| What the task asks |
Your task is to copy every line of the entries that contains "title".

| Page and application data records |
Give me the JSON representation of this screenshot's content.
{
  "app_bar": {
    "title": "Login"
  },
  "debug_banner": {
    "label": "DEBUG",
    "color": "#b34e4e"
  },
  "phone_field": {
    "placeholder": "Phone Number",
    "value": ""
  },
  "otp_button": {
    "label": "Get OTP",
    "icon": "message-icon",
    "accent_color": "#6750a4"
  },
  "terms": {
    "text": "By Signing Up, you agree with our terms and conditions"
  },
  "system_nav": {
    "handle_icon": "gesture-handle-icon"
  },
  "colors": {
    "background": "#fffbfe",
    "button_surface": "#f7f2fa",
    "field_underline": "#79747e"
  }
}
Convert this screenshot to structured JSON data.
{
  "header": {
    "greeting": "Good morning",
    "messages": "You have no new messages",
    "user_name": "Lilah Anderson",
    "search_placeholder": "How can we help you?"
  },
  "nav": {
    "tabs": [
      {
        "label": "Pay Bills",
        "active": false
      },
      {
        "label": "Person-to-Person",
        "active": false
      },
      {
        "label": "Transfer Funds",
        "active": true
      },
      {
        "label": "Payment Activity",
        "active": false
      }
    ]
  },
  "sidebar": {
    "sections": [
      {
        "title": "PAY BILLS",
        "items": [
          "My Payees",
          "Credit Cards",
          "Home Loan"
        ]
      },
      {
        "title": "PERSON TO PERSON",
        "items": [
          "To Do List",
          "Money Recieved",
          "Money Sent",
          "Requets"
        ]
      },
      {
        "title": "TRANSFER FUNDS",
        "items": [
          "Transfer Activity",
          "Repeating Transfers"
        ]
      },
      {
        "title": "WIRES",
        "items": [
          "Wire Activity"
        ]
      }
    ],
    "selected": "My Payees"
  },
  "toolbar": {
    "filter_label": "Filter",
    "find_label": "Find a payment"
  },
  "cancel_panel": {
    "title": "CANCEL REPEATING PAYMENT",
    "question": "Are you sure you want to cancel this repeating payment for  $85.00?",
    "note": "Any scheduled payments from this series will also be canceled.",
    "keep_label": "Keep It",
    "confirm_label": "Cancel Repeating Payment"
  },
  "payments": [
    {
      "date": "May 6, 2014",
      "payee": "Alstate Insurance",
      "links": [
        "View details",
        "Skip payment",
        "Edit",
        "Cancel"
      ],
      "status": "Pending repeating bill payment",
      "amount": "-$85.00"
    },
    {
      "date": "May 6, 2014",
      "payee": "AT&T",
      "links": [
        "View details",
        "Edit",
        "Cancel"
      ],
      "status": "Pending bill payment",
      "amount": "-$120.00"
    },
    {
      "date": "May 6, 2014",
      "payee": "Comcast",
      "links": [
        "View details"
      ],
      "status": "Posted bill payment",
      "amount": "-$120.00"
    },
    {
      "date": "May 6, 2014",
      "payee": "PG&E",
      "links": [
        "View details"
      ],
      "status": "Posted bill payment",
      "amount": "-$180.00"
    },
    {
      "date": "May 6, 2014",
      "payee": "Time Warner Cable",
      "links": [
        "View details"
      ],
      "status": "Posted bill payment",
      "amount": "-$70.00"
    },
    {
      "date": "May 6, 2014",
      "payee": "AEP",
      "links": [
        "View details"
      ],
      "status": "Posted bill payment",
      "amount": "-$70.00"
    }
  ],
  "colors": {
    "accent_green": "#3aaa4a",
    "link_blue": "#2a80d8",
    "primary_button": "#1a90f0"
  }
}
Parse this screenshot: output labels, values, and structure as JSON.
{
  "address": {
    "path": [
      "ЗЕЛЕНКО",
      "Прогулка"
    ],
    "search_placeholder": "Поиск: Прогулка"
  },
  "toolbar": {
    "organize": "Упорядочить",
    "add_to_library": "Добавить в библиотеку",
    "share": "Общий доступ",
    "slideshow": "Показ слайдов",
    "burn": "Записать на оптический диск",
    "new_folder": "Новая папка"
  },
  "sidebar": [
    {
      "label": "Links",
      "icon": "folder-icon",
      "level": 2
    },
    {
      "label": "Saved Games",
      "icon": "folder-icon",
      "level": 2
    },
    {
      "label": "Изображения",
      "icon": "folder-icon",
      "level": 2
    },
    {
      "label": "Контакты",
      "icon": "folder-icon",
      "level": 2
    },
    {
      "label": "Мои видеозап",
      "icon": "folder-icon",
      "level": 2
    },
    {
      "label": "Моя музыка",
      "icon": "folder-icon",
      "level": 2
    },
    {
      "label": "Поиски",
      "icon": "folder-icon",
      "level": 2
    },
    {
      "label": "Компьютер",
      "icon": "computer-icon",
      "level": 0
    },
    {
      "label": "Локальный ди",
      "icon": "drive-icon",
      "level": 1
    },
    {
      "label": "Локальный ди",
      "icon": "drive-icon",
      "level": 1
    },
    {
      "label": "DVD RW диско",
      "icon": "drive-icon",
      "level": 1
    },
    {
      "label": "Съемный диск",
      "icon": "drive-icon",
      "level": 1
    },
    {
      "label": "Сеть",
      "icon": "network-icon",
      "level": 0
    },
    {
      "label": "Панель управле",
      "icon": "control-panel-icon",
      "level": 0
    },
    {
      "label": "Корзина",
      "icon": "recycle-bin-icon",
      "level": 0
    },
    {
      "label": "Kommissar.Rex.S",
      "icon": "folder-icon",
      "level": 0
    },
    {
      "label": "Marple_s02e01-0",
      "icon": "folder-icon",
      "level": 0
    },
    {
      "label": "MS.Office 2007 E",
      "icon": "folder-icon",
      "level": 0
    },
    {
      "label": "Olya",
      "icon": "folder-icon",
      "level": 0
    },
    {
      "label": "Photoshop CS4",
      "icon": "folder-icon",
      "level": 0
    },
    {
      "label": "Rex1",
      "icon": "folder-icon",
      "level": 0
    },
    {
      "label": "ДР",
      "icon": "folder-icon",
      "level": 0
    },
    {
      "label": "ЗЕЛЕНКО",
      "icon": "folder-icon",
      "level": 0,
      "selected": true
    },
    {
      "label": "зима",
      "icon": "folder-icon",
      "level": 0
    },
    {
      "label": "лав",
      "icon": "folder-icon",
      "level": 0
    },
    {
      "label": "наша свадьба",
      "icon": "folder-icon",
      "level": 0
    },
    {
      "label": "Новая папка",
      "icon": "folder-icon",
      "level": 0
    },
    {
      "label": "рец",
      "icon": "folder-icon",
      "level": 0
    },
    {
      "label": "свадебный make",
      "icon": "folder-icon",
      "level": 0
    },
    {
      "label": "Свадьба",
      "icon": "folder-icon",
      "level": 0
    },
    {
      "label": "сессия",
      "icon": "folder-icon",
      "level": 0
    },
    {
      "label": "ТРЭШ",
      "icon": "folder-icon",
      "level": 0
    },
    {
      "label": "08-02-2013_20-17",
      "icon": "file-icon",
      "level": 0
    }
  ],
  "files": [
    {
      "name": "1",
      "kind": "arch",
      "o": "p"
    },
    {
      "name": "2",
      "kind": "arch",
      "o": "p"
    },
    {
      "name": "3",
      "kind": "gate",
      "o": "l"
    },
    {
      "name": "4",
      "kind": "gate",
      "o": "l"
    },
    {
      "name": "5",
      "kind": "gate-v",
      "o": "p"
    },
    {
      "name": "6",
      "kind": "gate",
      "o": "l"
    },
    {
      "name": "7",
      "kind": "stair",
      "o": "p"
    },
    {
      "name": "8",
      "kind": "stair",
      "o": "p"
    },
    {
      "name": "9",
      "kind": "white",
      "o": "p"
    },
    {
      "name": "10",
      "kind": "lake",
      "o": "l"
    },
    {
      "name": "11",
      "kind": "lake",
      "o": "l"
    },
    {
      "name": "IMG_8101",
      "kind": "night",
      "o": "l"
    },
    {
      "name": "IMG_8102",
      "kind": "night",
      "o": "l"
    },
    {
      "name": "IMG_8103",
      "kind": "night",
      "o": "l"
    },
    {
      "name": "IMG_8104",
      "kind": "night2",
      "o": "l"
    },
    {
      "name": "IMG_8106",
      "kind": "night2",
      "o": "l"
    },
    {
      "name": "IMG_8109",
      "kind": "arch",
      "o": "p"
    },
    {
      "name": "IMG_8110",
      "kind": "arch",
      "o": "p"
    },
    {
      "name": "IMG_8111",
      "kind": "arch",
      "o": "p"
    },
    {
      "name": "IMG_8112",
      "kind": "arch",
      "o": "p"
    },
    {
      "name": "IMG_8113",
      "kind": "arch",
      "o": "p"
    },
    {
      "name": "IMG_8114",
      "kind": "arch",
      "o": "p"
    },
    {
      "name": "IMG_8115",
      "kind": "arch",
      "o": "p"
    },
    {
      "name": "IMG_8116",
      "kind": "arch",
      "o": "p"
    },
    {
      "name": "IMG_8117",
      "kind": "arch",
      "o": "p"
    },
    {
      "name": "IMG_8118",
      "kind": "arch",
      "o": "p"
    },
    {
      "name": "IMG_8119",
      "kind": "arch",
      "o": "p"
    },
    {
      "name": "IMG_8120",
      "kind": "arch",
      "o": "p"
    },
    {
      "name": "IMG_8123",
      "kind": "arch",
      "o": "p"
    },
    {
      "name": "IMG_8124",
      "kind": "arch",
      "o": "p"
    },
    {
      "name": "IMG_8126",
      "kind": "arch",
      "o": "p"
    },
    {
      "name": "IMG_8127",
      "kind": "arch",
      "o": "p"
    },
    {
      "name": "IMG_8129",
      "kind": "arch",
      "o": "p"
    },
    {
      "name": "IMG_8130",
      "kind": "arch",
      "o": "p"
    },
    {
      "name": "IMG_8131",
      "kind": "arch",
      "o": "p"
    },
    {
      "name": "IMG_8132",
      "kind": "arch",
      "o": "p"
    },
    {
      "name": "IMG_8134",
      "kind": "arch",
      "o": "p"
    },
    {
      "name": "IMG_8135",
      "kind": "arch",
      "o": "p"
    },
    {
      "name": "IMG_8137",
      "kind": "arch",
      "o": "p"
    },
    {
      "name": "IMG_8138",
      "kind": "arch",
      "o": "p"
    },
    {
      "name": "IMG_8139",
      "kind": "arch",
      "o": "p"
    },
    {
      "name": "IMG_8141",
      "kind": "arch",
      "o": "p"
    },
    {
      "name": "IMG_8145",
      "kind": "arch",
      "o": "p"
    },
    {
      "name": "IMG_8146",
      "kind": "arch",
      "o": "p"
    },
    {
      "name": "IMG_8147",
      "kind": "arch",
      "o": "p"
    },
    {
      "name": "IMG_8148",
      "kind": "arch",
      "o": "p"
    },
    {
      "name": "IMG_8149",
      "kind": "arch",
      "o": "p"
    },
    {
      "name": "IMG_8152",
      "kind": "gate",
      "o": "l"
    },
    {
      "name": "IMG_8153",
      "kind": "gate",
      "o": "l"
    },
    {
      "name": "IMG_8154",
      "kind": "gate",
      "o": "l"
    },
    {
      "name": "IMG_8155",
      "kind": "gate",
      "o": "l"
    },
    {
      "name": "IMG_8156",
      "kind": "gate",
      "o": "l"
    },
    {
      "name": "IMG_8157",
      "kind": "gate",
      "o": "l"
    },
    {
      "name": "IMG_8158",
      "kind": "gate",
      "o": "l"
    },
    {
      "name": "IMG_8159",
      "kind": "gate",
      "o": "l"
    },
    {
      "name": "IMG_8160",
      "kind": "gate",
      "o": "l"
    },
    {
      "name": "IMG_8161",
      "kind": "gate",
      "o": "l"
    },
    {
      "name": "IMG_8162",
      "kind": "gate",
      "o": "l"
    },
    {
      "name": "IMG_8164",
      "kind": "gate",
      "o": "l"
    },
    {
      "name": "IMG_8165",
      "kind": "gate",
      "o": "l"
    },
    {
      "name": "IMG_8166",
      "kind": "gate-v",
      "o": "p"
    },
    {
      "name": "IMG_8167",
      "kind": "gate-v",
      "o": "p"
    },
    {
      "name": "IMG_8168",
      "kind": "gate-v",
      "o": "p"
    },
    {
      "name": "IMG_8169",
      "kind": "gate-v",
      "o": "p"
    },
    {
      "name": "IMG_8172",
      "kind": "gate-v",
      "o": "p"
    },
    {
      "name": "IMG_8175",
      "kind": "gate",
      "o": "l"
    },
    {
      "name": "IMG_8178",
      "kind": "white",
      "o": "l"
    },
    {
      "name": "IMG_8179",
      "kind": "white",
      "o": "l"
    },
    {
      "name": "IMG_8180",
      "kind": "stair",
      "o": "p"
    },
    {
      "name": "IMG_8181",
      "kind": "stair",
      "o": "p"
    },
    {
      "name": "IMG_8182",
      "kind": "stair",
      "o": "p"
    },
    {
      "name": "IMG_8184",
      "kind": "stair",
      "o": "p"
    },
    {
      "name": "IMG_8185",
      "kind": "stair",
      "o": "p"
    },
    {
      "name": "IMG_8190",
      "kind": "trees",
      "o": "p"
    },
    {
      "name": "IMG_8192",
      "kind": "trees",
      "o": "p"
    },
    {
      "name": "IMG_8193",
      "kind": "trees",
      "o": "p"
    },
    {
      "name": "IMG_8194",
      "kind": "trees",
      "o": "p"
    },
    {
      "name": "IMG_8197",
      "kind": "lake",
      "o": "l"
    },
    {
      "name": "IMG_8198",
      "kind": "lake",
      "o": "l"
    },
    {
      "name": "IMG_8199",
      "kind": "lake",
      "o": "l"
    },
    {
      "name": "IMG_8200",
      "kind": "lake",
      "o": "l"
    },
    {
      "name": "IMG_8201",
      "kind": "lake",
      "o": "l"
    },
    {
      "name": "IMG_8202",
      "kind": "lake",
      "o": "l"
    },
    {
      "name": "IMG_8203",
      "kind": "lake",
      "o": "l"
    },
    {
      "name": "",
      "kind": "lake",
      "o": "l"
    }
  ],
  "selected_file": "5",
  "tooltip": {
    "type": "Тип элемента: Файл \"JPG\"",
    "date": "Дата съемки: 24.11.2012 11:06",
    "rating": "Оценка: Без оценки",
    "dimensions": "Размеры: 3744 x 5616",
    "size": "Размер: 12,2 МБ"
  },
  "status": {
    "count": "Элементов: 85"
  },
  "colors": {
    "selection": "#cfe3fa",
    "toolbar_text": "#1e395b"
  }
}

| Result |
    "title": "Login"
        "title": "PAY BILLS",
        "title": "PERSON TO PERSON",
        "title": "TRANSFER FUNDS",
        "title": "WIRES",
    "title": "CANCEL REPEATING PAYMENT",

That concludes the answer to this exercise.